Though he lived in Leonia NJ, he worshiped at Bethany United Methodist Church in Wayne NJ, where he helped fellow parishioners meet the calling of their faith.

Andrew’s Legacy.com Guest Book can be found here

A small memorial for Andrew can be found here

The world is so much poorer for the passing of this remarkable young man.

Remembering Montgomery McCullough Hord

Remembering Montgomery McCullough Hord

Montgomery McCullough Hord was 46 years old. He was born in Grand Island Nebraska, and raised in Central City Nebraska. He and his wife Lisa Sharp Hord had three children, Molly, and twins Sophie and Jackson. Montgomery was survived by his sisters, Sara Beck and Debra Taylor, and his brothers, Dan Hord, and Stacy Hord

Montgomery was Vice President and Partner of Cantor Fitzgerald in the World Trade Center. He was a fan of the military, and every year on Veterans’ Day and Memorial Day would call and thank his Father in law Fred Sharp for his service in the Air Force in World War II.

A Legacy.com memorial page for Montgomery can be found here

A New York Times portrait of Montgomery can be found here

Remembering Eli Chalouh

Remembering Eli Chalouh

Eli Chalouh

Eli Chalouh was an employee of the New York State Department of Taxation and Finance in the World Trade Center. He was 23 years old. He came to the United States with his family from Syria when he was 14. He had graduated from Long Island University in 2001. Eli was a member of the Long Island University Honor Society, and was named Outstanding Accounting Student of 2001 by the University staff.

Eager to make his way in this world, he was a kind soul, who spoke Arabic, and English, and learned Hebrew in Brooklyn. Eli filled his far too short 23 years seeking to better himself, and to help those around him.

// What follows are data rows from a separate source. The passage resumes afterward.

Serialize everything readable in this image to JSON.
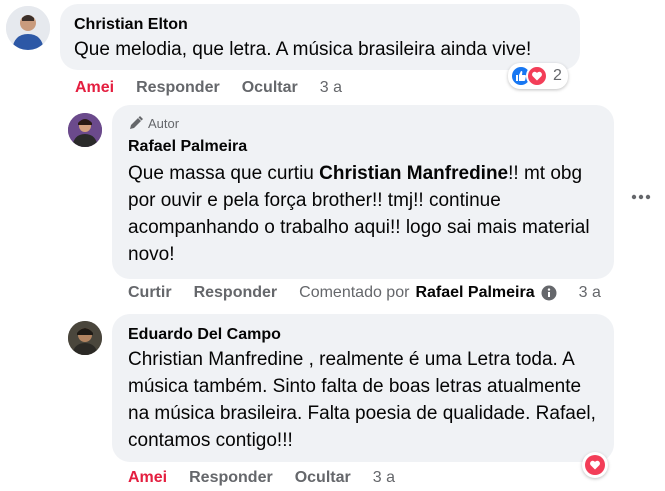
{
  "comments": [
    {
      "author": "Christian Elton",
      "text": "Que melodia, que letra. A música brasileira ainda vive!",
      "actions": {
        "like": "Amei",
        "reply": "Responder",
        "hide": "Ocultar",
        "time": "3 a"
      },
      "reactions": {
        "icons": [
          "like-icon",
          "love-icon"
        ],
        "count": "2"
      }
    },
    {
      "author_tag": "Autor",
      "author": "Rafael Palmeira",
      "text_pre": "Que massa que curtiu ",
      "mention": "Christian Manfredine",
      "text_post": "!! mt obg por ouvir e pela força brother!! tmj!! continue acompanhando o trabalho aqui!! logo sai mais material novo!",
      "actions": {
        "like": "Curtir",
        "reply": "Responder",
        "commented_by_prefix": "Comentado por",
        "commented_by_name": "Rafael Palmeira",
        "time": "3 a"
      }
    },
    {
      "author": "Eduardo Del Campo",
      "text": "Christian Manfredine , realmente é uma Letra toda. A música também. Sinto falta de boas letras atualmente na música brasileira. Falta poesia de qualidade. Rafael, contamos contigo!!!",
      "actions": {
        "like": "Amei",
        "reply": "Responder",
        "hide": "Ocultar",
        "time": "3 a"
      },
      "reactions": {
        "icons": [
          "love-icon"
        ]
      }
    }
  ],
  "colors": {
    "loved": "#e41e3f",
    "muted": "#65676b",
    "bubble": "#f0f2f5",
    "like_blue": "#1877f2"
  }
}
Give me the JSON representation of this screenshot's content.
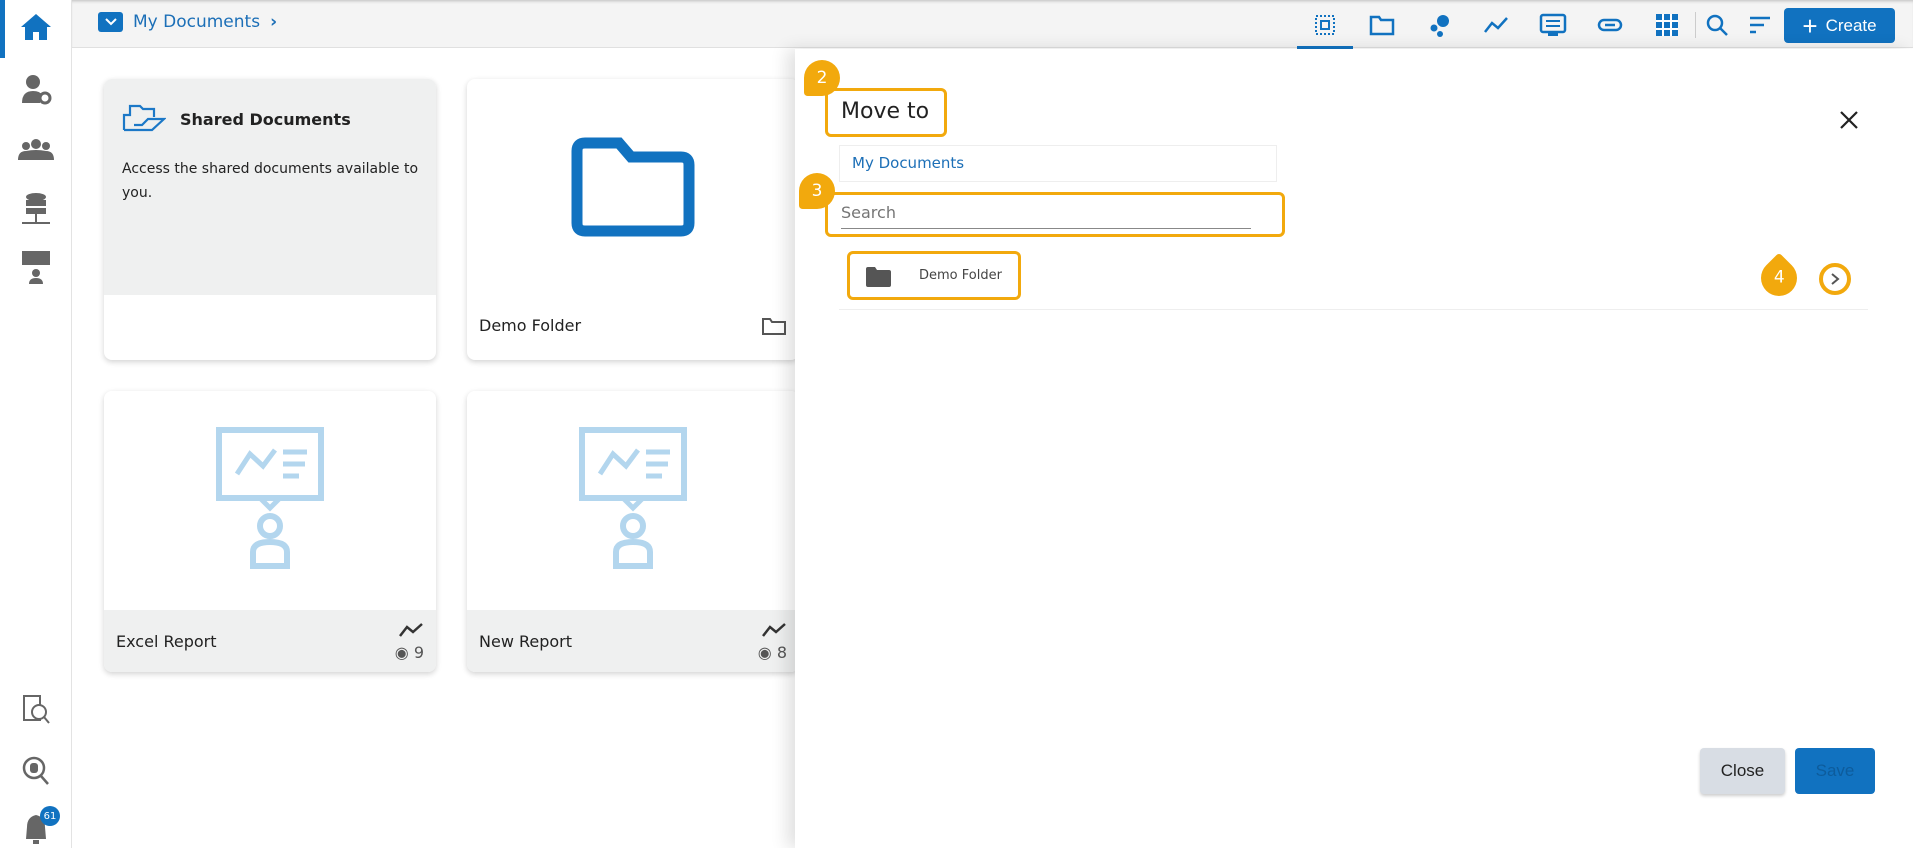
{
  "sidebar": {
    "items": [
      "home",
      "user-settings",
      "groups",
      "data-center",
      "data-science"
    ],
    "bottom": [
      "data-catalog",
      "data-search",
      "notifications"
    ],
    "notification_count": "61"
  },
  "topbar": {
    "breadcrumb": "My Documents",
    "create_label": "Create",
    "tools": [
      "select-all",
      "folder",
      "bubbles",
      "line-chart",
      "presentation",
      "link",
      "grid",
      "search",
      "sort"
    ]
  },
  "cards": [
    {
      "title": "Shared Documents",
      "description": "Access the shared documents available to you."
    },
    {
      "title": "Demo Folder"
    },
    {
      "title": "Excel Report",
      "views": "9"
    },
    {
      "title": "New Report",
      "views": "8"
    }
  ],
  "dialog": {
    "title": "Move to",
    "path": "My Documents",
    "search_placeholder": "Search",
    "folders": [
      {
        "name": "Demo Folder"
      }
    ],
    "close_label": "Close",
    "save_label": "Save"
  },
  "callouts": [
    "2",
    "3",
    "4"
  ],
  "colors": {
    "accent": "#1172c0",
    "highlight": "#f2a90d"
  }
}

“Whatever you asked him he would do, and whatever you wouldn’t ask, he would volunteer to do,” said a supervisor at work, Eddie Jaeger. “He was an unbelievably nice kid.

Eli’s Legacy Memorial Page can be found here

A small memorial page can also be found here

A prayer page for Eli can be found here